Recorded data
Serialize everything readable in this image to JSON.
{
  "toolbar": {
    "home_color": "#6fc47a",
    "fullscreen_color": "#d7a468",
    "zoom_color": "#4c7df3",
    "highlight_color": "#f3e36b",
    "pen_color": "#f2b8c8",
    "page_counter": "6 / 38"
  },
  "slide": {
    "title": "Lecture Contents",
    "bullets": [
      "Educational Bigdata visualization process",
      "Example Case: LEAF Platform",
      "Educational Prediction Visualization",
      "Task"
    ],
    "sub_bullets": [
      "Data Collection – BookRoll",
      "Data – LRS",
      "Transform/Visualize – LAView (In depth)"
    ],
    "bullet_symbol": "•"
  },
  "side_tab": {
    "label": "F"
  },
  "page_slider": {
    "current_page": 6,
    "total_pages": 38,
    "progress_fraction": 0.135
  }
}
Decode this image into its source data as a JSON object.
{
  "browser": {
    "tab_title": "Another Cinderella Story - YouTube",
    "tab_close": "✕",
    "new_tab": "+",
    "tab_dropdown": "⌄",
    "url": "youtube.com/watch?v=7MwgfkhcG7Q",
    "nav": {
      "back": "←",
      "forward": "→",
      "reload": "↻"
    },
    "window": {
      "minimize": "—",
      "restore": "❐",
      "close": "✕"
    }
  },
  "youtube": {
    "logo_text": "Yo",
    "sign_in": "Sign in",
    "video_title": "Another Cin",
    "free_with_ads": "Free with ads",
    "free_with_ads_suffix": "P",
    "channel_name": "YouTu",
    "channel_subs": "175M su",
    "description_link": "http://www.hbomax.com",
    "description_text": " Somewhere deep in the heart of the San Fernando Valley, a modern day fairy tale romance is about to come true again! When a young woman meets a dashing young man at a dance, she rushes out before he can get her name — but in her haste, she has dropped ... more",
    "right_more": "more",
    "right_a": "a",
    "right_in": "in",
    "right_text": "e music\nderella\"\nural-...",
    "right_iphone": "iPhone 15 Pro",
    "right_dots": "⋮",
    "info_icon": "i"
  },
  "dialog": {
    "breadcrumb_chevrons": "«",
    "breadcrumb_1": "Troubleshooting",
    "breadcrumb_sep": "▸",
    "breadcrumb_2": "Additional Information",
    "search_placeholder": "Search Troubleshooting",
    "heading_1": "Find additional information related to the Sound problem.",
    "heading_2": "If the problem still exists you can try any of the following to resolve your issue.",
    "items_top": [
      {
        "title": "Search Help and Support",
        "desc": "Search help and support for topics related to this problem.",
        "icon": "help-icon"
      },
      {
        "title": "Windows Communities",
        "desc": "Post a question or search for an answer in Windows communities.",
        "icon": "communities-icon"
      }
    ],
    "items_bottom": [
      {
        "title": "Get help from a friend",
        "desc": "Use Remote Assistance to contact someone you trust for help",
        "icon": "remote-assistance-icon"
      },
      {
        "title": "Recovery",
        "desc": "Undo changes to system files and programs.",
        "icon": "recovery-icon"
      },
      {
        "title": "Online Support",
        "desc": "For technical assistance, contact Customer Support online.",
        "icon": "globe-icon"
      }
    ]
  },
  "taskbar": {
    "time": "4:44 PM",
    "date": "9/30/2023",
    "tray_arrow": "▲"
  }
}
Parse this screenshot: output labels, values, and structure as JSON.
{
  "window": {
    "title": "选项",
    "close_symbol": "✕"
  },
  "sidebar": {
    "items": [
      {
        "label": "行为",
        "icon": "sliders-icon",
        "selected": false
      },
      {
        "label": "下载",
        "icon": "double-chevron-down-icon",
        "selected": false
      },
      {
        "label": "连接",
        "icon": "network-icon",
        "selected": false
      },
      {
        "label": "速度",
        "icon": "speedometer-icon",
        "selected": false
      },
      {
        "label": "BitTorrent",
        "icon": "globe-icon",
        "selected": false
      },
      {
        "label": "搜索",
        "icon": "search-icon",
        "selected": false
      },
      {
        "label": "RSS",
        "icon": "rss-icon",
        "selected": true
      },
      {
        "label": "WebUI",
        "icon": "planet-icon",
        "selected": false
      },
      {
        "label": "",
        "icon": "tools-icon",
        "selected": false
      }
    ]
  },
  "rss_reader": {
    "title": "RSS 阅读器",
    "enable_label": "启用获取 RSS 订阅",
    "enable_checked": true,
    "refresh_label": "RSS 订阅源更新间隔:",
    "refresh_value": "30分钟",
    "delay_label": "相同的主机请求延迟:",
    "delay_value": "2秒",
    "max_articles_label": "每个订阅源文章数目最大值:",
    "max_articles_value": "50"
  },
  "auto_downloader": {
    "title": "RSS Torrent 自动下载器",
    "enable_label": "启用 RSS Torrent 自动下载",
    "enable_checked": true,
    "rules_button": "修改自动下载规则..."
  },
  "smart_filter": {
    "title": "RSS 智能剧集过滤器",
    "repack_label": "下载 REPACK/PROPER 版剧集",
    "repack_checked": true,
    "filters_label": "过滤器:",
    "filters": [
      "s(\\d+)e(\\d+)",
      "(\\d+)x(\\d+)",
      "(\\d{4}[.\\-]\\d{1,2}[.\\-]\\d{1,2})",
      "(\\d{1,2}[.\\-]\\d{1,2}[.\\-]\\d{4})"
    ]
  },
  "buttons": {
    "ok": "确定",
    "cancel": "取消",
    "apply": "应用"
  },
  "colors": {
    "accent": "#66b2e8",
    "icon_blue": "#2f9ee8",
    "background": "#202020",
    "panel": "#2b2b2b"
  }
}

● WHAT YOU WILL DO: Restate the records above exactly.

● RESPONSE TO THE EXERCISE:
Serialize everything readable in this image to JSON.
{
  "toolbar": {
    "home_color": "#6fc47a",
    "fullscreen_color": "#d7a468",
    "zoom_color": "#4c7df3",
    "highlight_color": "#f3e36b",
    "pen_color": "#f2b8c8",
    "page_counter": "6 / 38"
  },
  "slide": {
    "title": "Lecture Contents",
    "bullets": [
      "Educational Bigdata visualization process",
      "Example Case: LEAF Platform",
      "Educational Prediction Visualization",
      "Task"
    ],
    "sub_bullets": [
      "Data Collection – BookRoll",
      "Data – LRS",
      "Transform/Visualize – LAView (In depth)"
    ],
    "bullet_symbol": "•"
  },
  "side_tab": {
    "label": "F"
  },
  "page_slider": {
    "current_page": 6,
    "total_pages": 38,
    "progress_fraction": 0.135
  }
}
Decode this image into its source data as a JSON object.
{
  "browser": {
    "tab_title": "Another Cinderella Story - YouTube",
    "tab_close": "✕",
    "new_tab": "+",
    "tab_dropdown": "⌄",
    "url": "youtube.com/watch?v=7MwgfkhcG7Q",
    "nav": {
      "back": "←",
      "forward": "→",
      "reload": "↻"
    },
    "window": {
      "minimize": "—",
      "restore": "❐",
      "close": "✕"
    }
  },
  "youtube": {
    "logo_text": "Yo",
    "sign_in": "Sign in",
    "video_title": "Another Cin",
    "free_with_ads": "Free with ads",
    "free_with_ads_suffix": "P",
    "channel_name": "YouTu",
    "channel_subs": "175M su",
    "description_link": "http://www.hbomax.com",
    "description_text": " Somewhere deep in the heart of the San Fernando Valley, a modern day fairy tale romance is about to come true again! When a young woman meets a dashing young man at a dance, she rushes out before he can get her name — but in her haste, she has dropped ... more",
    "right_more": "more",
    "right_a": "a",
    "right_in": "in",
    "right_text": "e music\nderella\"\nural-...",
    "right_iphone": "iPhone 15 Pro",
    "right_dots": "⋮",
    "info_icon": "i"
  },
  "dialog": {
    "breadcrumb_chevrons": "«",
    "breadcrumb_1": "Troubleshooting",
    "breadcrumb_sep": "▸",
    "breadcrumb_2": "Additional Information",
    "search_placeholder": "Search Troubleshooting",
    "heading_1": "Find additional information related to the Sound problem.",
    "heading_2": "If the problem still exists you can try any of the following to resolve your issue.",
    "items_top": [
      {
        "title": "Search Help and Support",
        "desc": "Search help and support for topics related to this problem.",
        "icon": "help-icon"
      },
      {
        "title": "Windows Communities",
        "desc": "Post a question or search for an answer in Windows communities.",
        "icon": "communities-icon"
      }
    ],
    "items_bottom": [
      {
        "title": "Get help from a friend",
        "desc": "Use Remote Assistance to contact someone you trust for help",
        "icon": "remote-assistance-icon"
      },
      {
        "title": "Recovery",
        "desc": "Undo changes to system files and programs.",
        "icon": "recovery-icon"
      },
      {
        "title": "Online Support",
        "desc": "For technical assistance, contact Customer Support online.",
        "icon": "globe-icon"
      }
    ]
  },
  "taskbar": {
    "time": "4:44 PM",
    "date": "9/30/2023",
    "tray_arrow": "▲"
  }
}
Parse this screenshot: output labels, values, and structure as JSON.
{
  "window": {
    "title": "选项",
    "close_symbol": "✕"
  },
  "sidebar": {
    "items": [
      {
        "label": "行为",
        "icon": "sliders-icon",
        "selected": false
      },
      {
        "label": "下载",
        "icon": "double-chevron-down-icon",
        "selected": false
      },
      {
        "label": "连接",
        "icon": "network-icon",
        "selected": false
      },
      {
        "label": "速度",
        "icon": "speedometer-icon",
        "selected": false
      },
      {
        "label": "BitTorrent",
        "icon": "globe-icon",
        "selected": false
      },
      {
        "label": "搜索",
        "icon": "search-icon",
        "selected": false
      },
      {
        "label": "RSS",
        "icon": "rss-icon",
        "selected": true
      },
      {
        "label": "WebUI",
        "icon": "planet-icon",
        "selected": false
      },
      {
        "label": "",
        "icon": "tools-icon",
        "selected": false
      }
    ]
  },
  "rss_reader": {
    "title": "RSS 阅读器",
    "enable_label": "启用获取 RSS 订阅",
    "enable_checked": true,
    "refresh_label": "RSS 订阅源更新间隔:",
    "refresh_value": "30分钟",
    "delay_label": "相同的主机请求延迟:",
    "delay_value": "2秒",
    "max_articles_label": "每个订阅源文章数目最大值:",
    "max_articles_value": "50"
  },
  "auto_downloader": {
    "title": "RSS Torrent 自动下载器",
    "enable_label": "启用 RSS Torrent 自动下载",
    "enable_checked": true,
    "rules_button": "修改自动下载规则..."
  },
  "smart_filter": {
    "title": "RSS 智能剧集过滤器",
    "repack_label": "下载 REPACK/PROPER 版剧集",
    "repack_checked": true,
    "filters_label": "过滤器:",
    "filters": [
      "s(\\d+)e(\\d+)",
      "(\\d+)x(\\d+)",
      "(\\d{4}[.\\-]\\d{1,2}[.\\-]\\d{1,2})",
      "(\\d{1,2}[.\\-]\\d{1,2}[.\\-]\\d{4})"
    ]
  },
  "buttons": {
    "ok": "确定",
    "cancel": "取消",
    "apply": "应用"
  },
  "colors": {
    "accent": "#66b2e8",
    "icon_blue": "#2f9ee8",
    "background": "#202020",
    "panel": "#2b2b2b"
  }
}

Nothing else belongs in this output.